Record excerpts below:

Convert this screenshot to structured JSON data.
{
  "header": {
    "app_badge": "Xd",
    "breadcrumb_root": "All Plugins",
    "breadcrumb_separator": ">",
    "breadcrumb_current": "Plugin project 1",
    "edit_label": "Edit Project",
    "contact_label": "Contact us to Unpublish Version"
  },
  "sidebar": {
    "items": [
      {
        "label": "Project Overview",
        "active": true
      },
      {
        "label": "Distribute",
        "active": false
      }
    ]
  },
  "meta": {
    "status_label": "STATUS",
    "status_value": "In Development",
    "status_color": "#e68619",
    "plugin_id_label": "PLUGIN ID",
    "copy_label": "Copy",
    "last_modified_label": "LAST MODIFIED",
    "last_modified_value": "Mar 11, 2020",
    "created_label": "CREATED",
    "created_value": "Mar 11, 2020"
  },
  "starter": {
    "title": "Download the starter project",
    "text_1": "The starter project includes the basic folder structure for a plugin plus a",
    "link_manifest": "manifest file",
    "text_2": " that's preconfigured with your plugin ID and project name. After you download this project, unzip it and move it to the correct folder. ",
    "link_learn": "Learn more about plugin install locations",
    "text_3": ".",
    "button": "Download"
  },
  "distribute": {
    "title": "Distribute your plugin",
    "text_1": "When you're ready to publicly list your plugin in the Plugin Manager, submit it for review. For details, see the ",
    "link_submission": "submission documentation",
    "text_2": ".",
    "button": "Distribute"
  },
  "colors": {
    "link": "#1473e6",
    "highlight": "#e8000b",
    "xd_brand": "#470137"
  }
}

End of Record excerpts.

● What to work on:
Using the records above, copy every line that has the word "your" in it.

● Result of the task:
    "text_2": " that's preconfigured with your plugin ID and project name. After you download this project, unzip it and move it to the correct folder. ",
    "title": "Distribute your plugin",
    "text_1": "When you're ready to publicly list your plugin in the Plugin Manager, submit it for review. For details, see the ",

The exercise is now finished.